TL;DR: After analyzing my old website, I decided to put more emphasis on (1) identifying and highlighting the pieces of information that are actually useful and (2) a two-dimensional approach to displaying my CV along traditional categories and skills/topics. Moreover, I set myself design constraints that forced me to keep my new website as clean and simple as possible, following the design philosophies of brutalism and Mies van der Rohe.
My new website has been up and running for a few weeks now and I suppose it might seem unusual to some of you. Therefore, in this post, I want to explain how I ended up with what I did. What motivated me to create a new website was the fact that OpenShift v2 was shut down by Red Hat and the new version of their hosting service was so unsatisfying that I decided to move to Github pages instead. This, however, also meant that I could not build on a Node server anymore, so I took the opportunity to start over with a blank slate and create something completely different.
As a first step, I analyzed my old website, and I noticed two things. First, it was more or less structured exactly like my CV, which is, to be honest, not the most creative way to lay out an online presence. Second, my publications were listed in a format that I would also use in the reference section of an actual research paper. However, that format was only really understandable and readable for scientists, which—as I could safely assume—excluded a certain amount of my visitors. After all, the only necessary pieces of information are the title (plus a link for those who want to have a closer look), the list of authors, and which topics the paper is actually about. From a title like “Ensuring Web Interface Quality through Usability-based Split Testing” one may conclude that I’ve done work on usability, but how would you know that this publication also addresses analytics and machine learning without reading it? The acronym of the conference where it was published or the CORE rating of that conference certainly don’t help the average user.
Therefore, the two central questions that informed the design of my new website were:
- How can I present my work and skills in a better, more useful, and more memorable way than the standard paper CV structure—projects, work, education, etc.?
- How can I more effectively communicate to people the topics I actually worked on and which skills I acquired rather than just telling them that I was an “Intern R&D at Unister”?
Additionally, I set myself the following design constraints to ensure I had to come up with something completely different and create a novel, unusual, and more memorable experience.
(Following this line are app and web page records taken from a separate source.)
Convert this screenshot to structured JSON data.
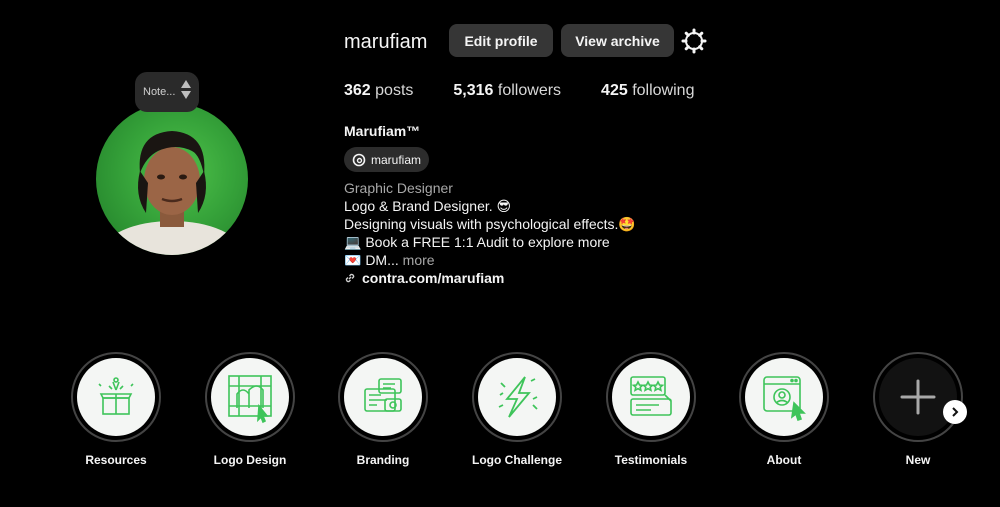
{
  "profile": {
    "username": "marufiam",
    "edit_label": "Edit profile",
    "archive_label": "View archive",
    "note": "Note...",
    "stats": {
      "posts_count": "362",
      "posts_label": "posts",
      "followers_count": "5,316",
      "followers_label": "followers",
      "following_count": "425",
      "following_label": "following"
    },
    "full_name": "Marufiam™",
    "threads_handle": "marufiam",
    "category": "Graphic Designer",
    "bio": {
      "line1": "Logo & Brand Designer. 😎",
      "line2": "Designing visuals with psychological effects.🤩",
      "line3": "💻 Book a FREE 1:1 Audit to explore more",
      "line4": "💌 DM...",
      "more": "more"
    },
    "link": "contra.com/marufiam"
  },
  "highlights": [
    {
      "label": "Resources",
      "icon": "gift-box-icon"
    },
    {
      "label": "Logo Design",
      "icon": "logo-grid-icon"
    },
    {
      "label": "Branding",
      "icon": "brand-cards-icon"
    },
    {
      "label": "Logo Challenge",
      "icon": "lightning-icon"
    },
    {
      "label": "Testimonials",
      "icon": "review-stars-icon"
    },
    {
      "label": "About",
      "icon": "profile-window-icon"
    },
    {
      "label": "New",
      "icon": "plus-icon"
    }
  ],
  "colors": {
    "background": "#000000",
    "button": "#363636",
    "accent_green": "#3ec45a",
    "muted_text": "#a8a8a8"
  }
}
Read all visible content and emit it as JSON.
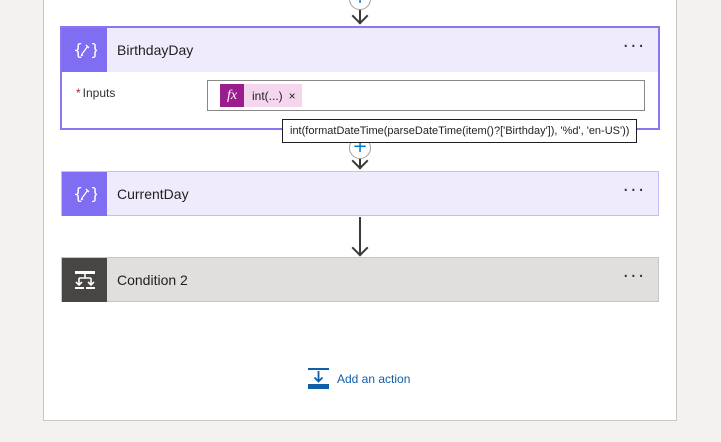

The main drivers for these constraints were my love for minimalism and a desire to prevent unnecessary overhead as much as possible.
- Make it brutalist. Originally, brutalism was an architectural movement known for “its ruggedness and lack of concern to look comfortable or easy”. Accordingly, brutalist websites have a rough, simple, and unfinished look. They are almost nihilistic towards user experience.
- Make it as simple as possible. I chose this constraint in accordance with Mies van der Rohe’s architectural philosophy of “extreme clarity and simplicity”. He made his buildings purely functional and refrained from using anything ornamental.
- Don’t use icons or images. Standalone icons are a bad idea in most of the cases anyway (as this nice summary explains). This led me to using smaller text with a solid, edgy border in places where I used icons for social media sites and the different sections on my old website.
- Use only one primary color. The rest must be kept in black, white, and gray.
- Work with typography as much as possible. Apart from the one primary color and white space, I tried to use only different font sizes and weights for structuring and highlighting information.
Finally, I came up with and realized a concept that is largely based on hashtags to communicate my skills and the topics I’ve worked on. Every CV entry on my website—be it a university degree, a job, or a publication—is annotated with a set of such tags. The entry about “Ensuring Web Interface Quality through Usability-based Split Testing” now tells the visitor that the paper is about #analytics and #machine learning, among other things. At the top of the page, I feature a list of skills that enables users to filter the page and hide everything that’s not related to a specific skill or topic they’re interested in. Moreover, I chose a two-dimensional approach to presenting my CV. That is, the visitor has the chance to display it either according to the traditional structure of a CV, or grouped by skill/topic. In the latter case, all CV entries that feature a certain tag are displayed in the corresponding section to be able to view them at a glance.
Technology-wise, my new website is based on standard web technologies, Less, and gulp.
Why I Don’t User Test My New Website
I asked some friends to have a look at what I created and they immediately came up with the idea of having a sticky menu—as they are used to from other websites—so that they wouldn’t have to go back to the top of the page (using the #top button in the bottom right corner) when they wanted to change the current filter or the way the CV is displayed. I started implementing this supposed improvement yesterday, but became more and more dissatisfied the more I progressed. While it would have made the website slightly more usable (sparing users a click from time to time), a sticky menu would violate the constraints that define my design and would make my website less unique in my opinion. After all, the average user prefers being confronted with and using things they already know. Therefore, I abandoned the idea and did not deploy the changes.
In this sense, the design of my new website is clearly not 100% user-centered, but rather an experimental piece of art.
Did I manage to intrigue you? Feel free to have a look at http://www.maxspeicher.com/.